Thee Teenchords didn't even have to leave Harlem to be discovered and recorded. On a visit to the Apollo to hear the Teenagers, Lewis and his group were tipped off that local entrepreneur Bobby Robinson was looking for new talent. The Teenchords performed "Who Can Explain," a Teenagers song. Convinced that the young lads could sing, and with the Lymon name to go along with it, Robinson signed the Teenchords on the spot.
1957 - Too Young / Your last chance (End 1003)
1957 - I found out why / Tell me love (End 1007)
1956 - I'm So Happy / Lydia (Fury 1000)
1957 - Honey, Honey / Please Tell The Angels (Fury 1003)
1957 - I'm Not Too Young To Fall In Love / Falling In Love (Fury 1006); Item de contrariis, a quibus ad genera formasque generum venerunt.
The Lymon family was a musical one, with the father, Howard Lymon singing in a local gospel group, the Harlemaires.
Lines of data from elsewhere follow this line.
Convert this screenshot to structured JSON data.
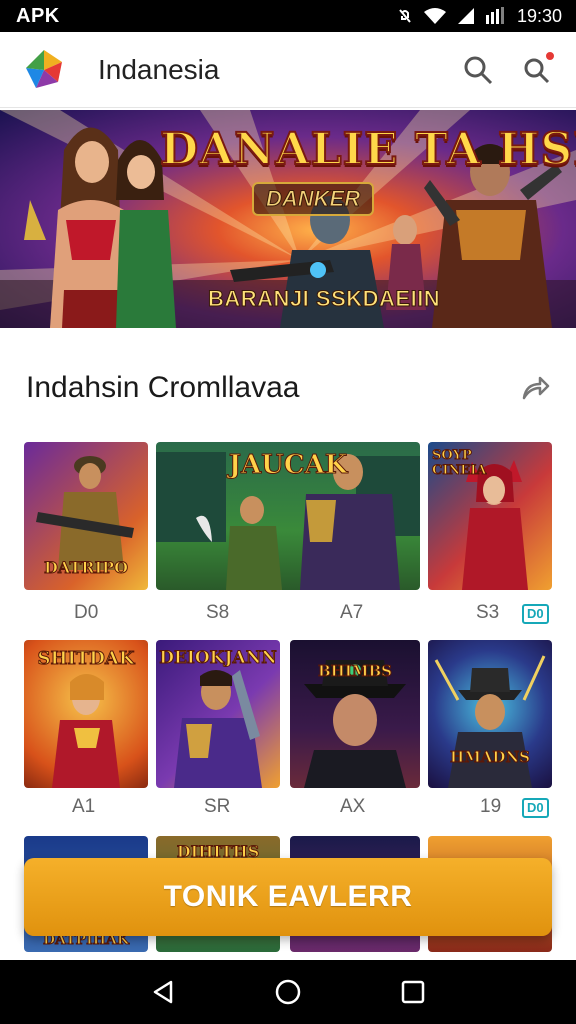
{
  "status_bar": {
    "left": "APK",
    "time": "19:30"
  },
  "app_bar": {
    "title": "Indanesia",
    "icons": [
      "app-logo-icon",
      "search-icon",
      "notification-search-icon"
    ]
  },
  "banner": {
    "title": "DANALIE TA HSIMS!",
    "subtitle": "DANKER",
    "caption": "BARANJI SSKDAEIIN"
  },
  "section": {
    "title": "Indahsin Cromllavaa",
    "action_icon": "share-icon"
  },
  "rows": [
    {
      "tiles": [
        {
          "title": "DATRIPO",
          "label": "D0"
        },
        {
          "title": "JAUCAK",
          "label": "S8"
        },
        {
          "title": "",
          "label": "A7"
        },
        {
          "title": "SOYP CINEIA",
          "label": "S3",
          "badge": "D0"
        }
      ]
    },
    {
      "tiles": [
        {
          "title": "SHITDAK",
          "label": "A1"
        },
        {
          "title": "DEIOKJANN",
          "label": "SR"
        },
        {
          "title": "BHIMBS",
          "label": "AX"
        },
        {
          "title": "HMADNS",
          "label": "19",
          "badge": "D0"
        }
      ]
    },
    {
      "tiles": [
        {
          "title": "DATPIHAK"
        },
        {
          "title": "DIHITHS"
        },
        {
          "title": ""
        },
        {
          "title": ""
        }
      ]
    }
  ],
  "cta": {
    "label": "TONIK EAVLERR"
  },
  "nav": {
    "icons": [
      "back-icon",
      "home-icon",
      "recents-icon"
    ]
  },
  "colors": {
    "accent": "#f0a21a",
    "badge": "#16a8b8",
    "status_bg": "#000000"
  }
}
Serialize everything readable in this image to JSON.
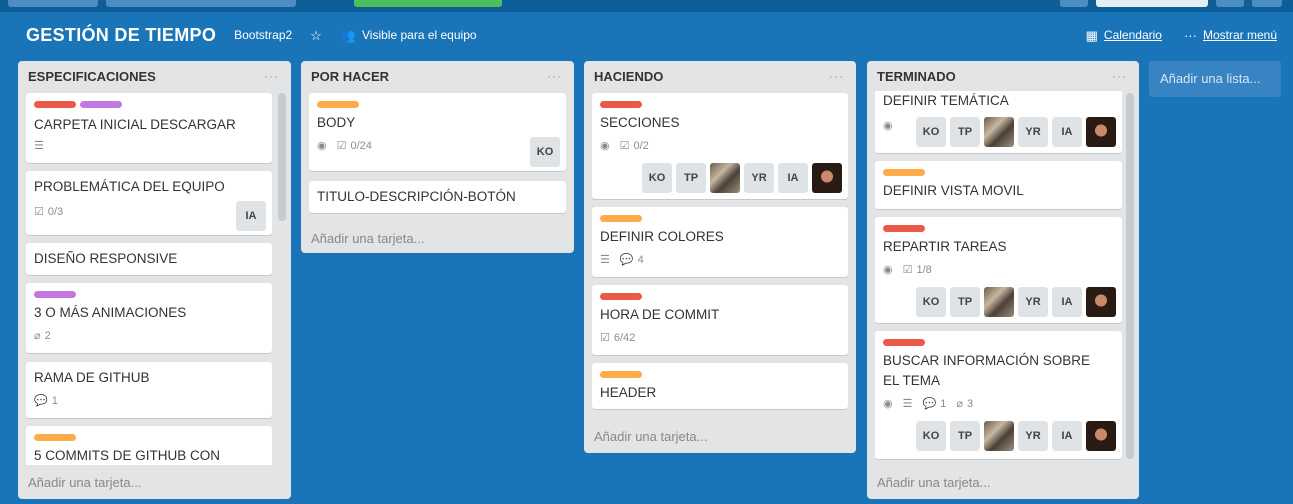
{
  "board": {
    "title": "GESTIÓN DE TIEMPO",
    "team": "Bootstrap2",
    "visibility": "Visible para el equipo",
    "calendar": "Calendario",
    "menu": "Mostrar menú"
  },
  "lists": [
    {
      "title": "ESPECIFICACIONES",
      "menu": "···",
      "add_card": "Añadir una tarjeta...",
      "cards": [
        {
          "title": "CARPETA INICIAL DESCARGAR",
          "labels": [
            "red",
            "purple"
          ],
          "has_description": true
        },
        {
          "title": "PROBLEMÁTICA DEL EQUIPO",
          "checklist": "0/3",
          "members": [
            "IA"
          ]
        },
        {
          "title": "DISEÑO RESPONSIVE"
        },
        {
          "title": "3 O MÁS ANIMACIONES",
          "labels": [
            "purple"
          ],
          "attachments": "2"
        },
        {
          "title": "RAMA DE GITHUB",
          "comments": "1"
        },
        {
          "title": "5 COMMITS DE GITHUB CON",
          "labels": [
            "orange"
          ]
        }
      ]
    },
    {
      "title": "POR HACER",
      "menu": "···",
      "add_card": "Añadir una tarjeta...",
      "cards": [
        {
          "title": "BODY",
          "labels": [
            "orange"
          ],
          "checklist": "0/24",
          "members": [
            "KO"
          ]
        },
        {
          "title": "TITULO-DESCRIPCIÓN-BOTÓN"
        }
      ]
    },
    {
      "title": "HACIENDO",
      "menu": "···",
      "add_card": "Añadir una tarjeta...",
      "cards": [
        {
          "title": "SECCIONES",
          "labels": [
            "red"
          ],
          "checklist": "0/2",
          "members": [
            "KO",
            "TP",
            "photo",
            "YR",
            "IA",
            "photo"
          ]
        },
        {
          "title": "DEFINIR COLORES",
          "labels": [
            "orange"
          ],
          "comments": "4"
        },
        {
          "title": "HORA DE COMMIT",
          "labels": [
            "red"
          ],
          "checklist": "6/42"
        },
        {
          "title": "HEADER",
          "labels": [
            "orange"
          ]
        }
      ]
    },
    {
      "title": "TERMINADO",
      "menu": "···",
      "add_card": "Añadir una tarjeta...",
      "cards": [
        {
          "title": "DEFINIR TEMÁTICA",
          "members": [
            "KO",
            "TP",
            "photo",
            "YR",
            "IA",
            "photo"
          ]
        },
        {
          "title": "DEFINIR VISTA MOVIL",
          "labels": [
            "orange"
          ]
        },
        {
          "title": "REPARTIR TAREAS",
          "labels": [
            "red"
          ],
          "checklist": "1/8",
          "members": [
            "KO",
            "TP",
            "photo",
            "YR",
            "IA",
            "photo"
          ]
        },
        {
          "title_line1": "BUSCAR INFORMACIÓN SOBRE",
          "title_line2": "EL TEMA",
          "labels": [
            "red"
          ],
          "comments": "1",
          "attachments": "3",
          "members": [
            "KO",
            "TP",
            "photo",
            "YR",
            "IA",
            "photo"
          ]
        }
      ]
    }
  ],
  "add_list": "Añadir una lista...",
  "members": {
    "ko": "KO",
    "tp": "TP",
    "yr": "YR",
    "ia": "IA"
  }
}
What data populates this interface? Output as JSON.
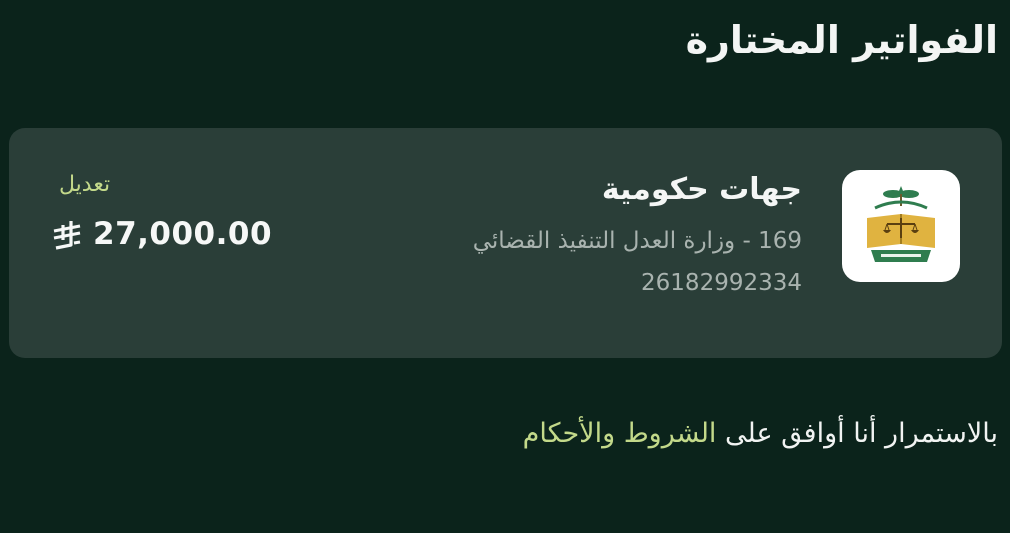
{
  "page": {
    "title": "الفواتير المختارة"
  },
  "bill": {
    "category": "جهات حكومية",
    "biller_name": "169 - وزارة العدل التنفيذ القضائي",
    "bill_number": "26182992334",
    "amount": "27,000.00",
    "currency_icon": "saudi-riyal-symbol",
    "edit_label": "تعديل",
    "logo_icon": "ministry-of-justice-emblem"
  },
  "terms": {
    "prefix": "بالاستمرار أنا أوافق على",
    "link_label": "الشروط والأحكام"
  },
  "colors": {
    "background": "#0b231b",
    "card": "#2a3e38",
    "accent": "#c3d98a",
    "muted_text": "#a9b3af"
  }
}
Lewis had previously sung with the Harlemaires Juniors along with brothers Frankie and Howard Jr.. And in 1956, with the success the Teenagers were having, it was not surprising that Lewis wanted to take a stab at it too. The Harlem-based Teenchords even had a similar-sounding name to the pace-setting Teenagers. The group consisted of Lewis Lymon (lead), Ralph Vaughan (first tenor), Rossilio Rocca (second tenor), Lyndon Harold (baritone), and David Little (bass).
The Teenchords didn't even have to leave Harlem to be discovered and recorded. On a visit to the Apollo to hear the Teenagers, Lewis and his group were tipped off that local entrepreneur Bobby Robinson was looking for new talent. Robinson started two record labels, Red Robin and Whirlin' Disc out of his fathers's record store in Harlem. The fledgling Teenchords group went to the Robinson's shop and introduced themselves. When Robinson learned that Frankie Lymon's brother, Lewis, was in the group, he was quite receptive to an on-the-spot audition. The Teenchords performed "Who Can Explain," a Teenagers song. Convinced that the young lads could sing, and with the Lymon name to go along with it, Robinson signed the Teenchords on the spot.
For their first recording, Robinson tried to come up with something that would be catchy and appealing to a teenage audience. First he came up with a vocal riff. He had the group keep singing ad nauseum, until finally he came up with suitable lyrics to go with it. And so "I'm So Happy" was born. The flip side, "Lydia," was penned by Lymon and relates to a girl he knew from his neighborhood. The tunes were issued on Robinson's newly formed Fury label and released in late 1956. The record never charted nationally, but had respectable East Coast sales. In a January 1957 trade ad, Robinson boasted the disc had sold 40,000 copies in its first ten days in the New York, Philadelphia, and Boston markets. In fact, four years later, in 1961, a young record producer named Phil Spector would cover the record with a group called the Ducanes. The Teenchords' second record, and perhaps their best two-sider, was released in March of 1957. It paired the up-tempo "Honey, Honey" with a nice ballad, "Please Tell the Angels." The Teenchords maintained an active performance schedule. They returned to the Apollo, but this time as performers rather than fans, and also appeared at the Paramount on an Alan Freed extravaganza. A June 1957 press release announced that the Teenchords would be featured in a new film, "The Hit Record," along with a bevy of other rock & roll acts. When the film made it to the screen, the title had been changed to Jamboree. The group's last Fury release, also in 1957, was "I'm Not Too Young to Fall in Love" backed with "Falling in Love."